WALLACE: Mercy killing.

WYLIE: That's Okay.

WALLACE: Liberace

WYLIE: I said about Liberace all I think that I could ever think of saying: that is that when we were down in Miami...

WALLACE: Well, for those of us who were not privileged to hear what you said.

WYLIE: Well, I said I was... (CHUCKLES) I had thought seeing the streets blocked with morons and having to drive around these swarms of hysterical middle-aged gals; I thought of getting a bunch of the last few male men left in the continent and stoning him to death with marshmallows.

WALLACE: (LAUGHS) Alright now, Philip Wylie, Let me ask you a question which I want you to think over for a minute before answering. In view of your professional success, your aggressive assurance as a writer, your interminably definite opinions on some of the most perplexing problems that we face today; in view of all of this, why have you found it necessary to undergo psychoanalysis, as I understand that you have, not once, but twice? And we'll get the answer to that question in just one minute. Just one minute.

WALLACE: Now then Phil, why have you not once, but twice, undergone psychoanalysis if you understand human problems as clearly as you claim to, and write.

WYLIE: Well, Mike, I understand them partly because I couldn't understand myself. And I went into analysis because I thought some of my troubles might be due to the culture in which I felt not at home, and in the course of those two analyses, I learned a great deal about belief, and the nature of man and something more about me; but a writer like me, Mike, I feel is always learning. And to learn and talk I have to learn myself a little more. I am not a guy who says: This is so. I'm a guy who says: Let's think about this.

WALLACE: You don't... you don't go... You didn't go into psychoanalysis in any sense for health, for comfort, for peace of a sort?

WYLIE: Well, certainly I did. I was mad because I had symptoms that struck me... I would get melancholy; I'd go and sit with a case of whiskey and drink it, and I didn't like that.

WALLACE: All right, then let me ask you this question.

WYLIE: Okay.

WALLACE: You attacked religion. You attacked Christianity in particular, yet you have this sincere respect for psychoanalysis. Could it be, that analysis has become your substitute for religion? The couch your substitute for the confessional.

WYLIE: No, I don't think so. But that's a question that will have to be decided by the books yet to come, and somebody else, not me.

WALLACE: Well, why then do you attack Christianity, which gives other people...

WYLIE: Well, Mike, I... let me say this...

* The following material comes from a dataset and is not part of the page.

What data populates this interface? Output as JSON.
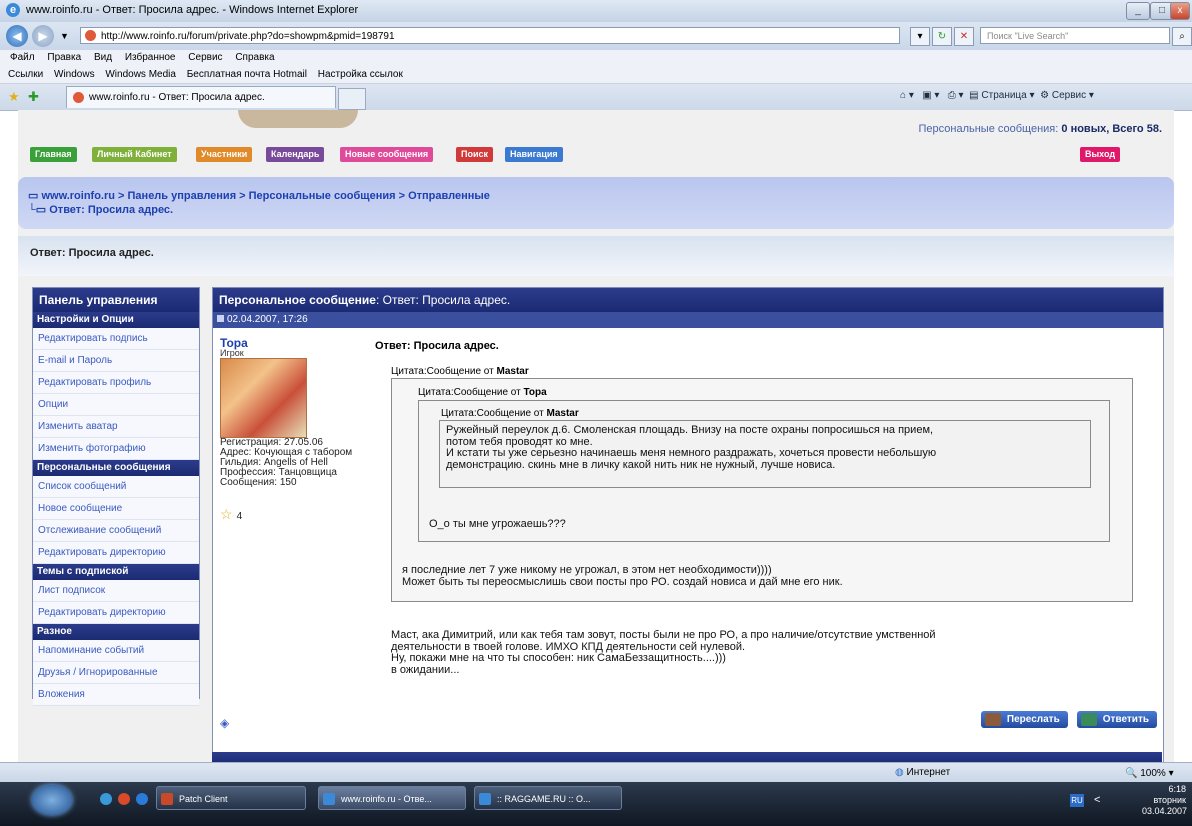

WALLACE: This... Let me just put this question, if I may. Why do you attack Christianity, which gives other people the mental and the spiritual comfort that they seek, when you evidently seek the same kind of comfort from psychoanalysis?

WYLIE: I don't seek the same kind of comfort that most of them seek, and I don't attack Christianity. You'll see if you read what I wrote carefully, that I always attack, when I do, the way most people who call themselves Christians behave. I would not say that I was a Christian, because I'm not that arrogant. But I... what Jesus says, is just about in three sentences, just about my whole philosophy.

WALLACE: Let me, rather than proceeding there, for just... we only have about a minute left, Phil. In a column in the New York Post, back in December 8, 1945 you wrote: I am not a Protestant, or a Catholic, or a Jew; I don't belong to any church or union. I am not and never have been a communist, fascist, leftist, liberal, tory, or rightest. So, in a sense, you try to play it safe, I guess. You hold yourself away from the crowd, but you criticize. Now, one last question. Specifically, what living men, what leaders do you admire? Who -- we know what you're against -- who specifically are you for?

WYLIE: Well, if we only have one last question and one minute left, I have in my book bitterly criticized Mr. Dulles. One man I admire is the new Assistant Secretary, Chris Herder.

WALLACE: Chris Herder?

WYLIE: Uh-hum... from Boston.

WALLACE: Do any others come quickly to mind?

WYLIE: John Kennedy I would like to know him... There's thousands of them that I admire. I admire more people, much more than I derogate a few millions alone.

WALLACE: Phil, thank you very much for coming and spending this time.

WYLIE: Thank you, Mike.

(DIGITIZATION CREDITS)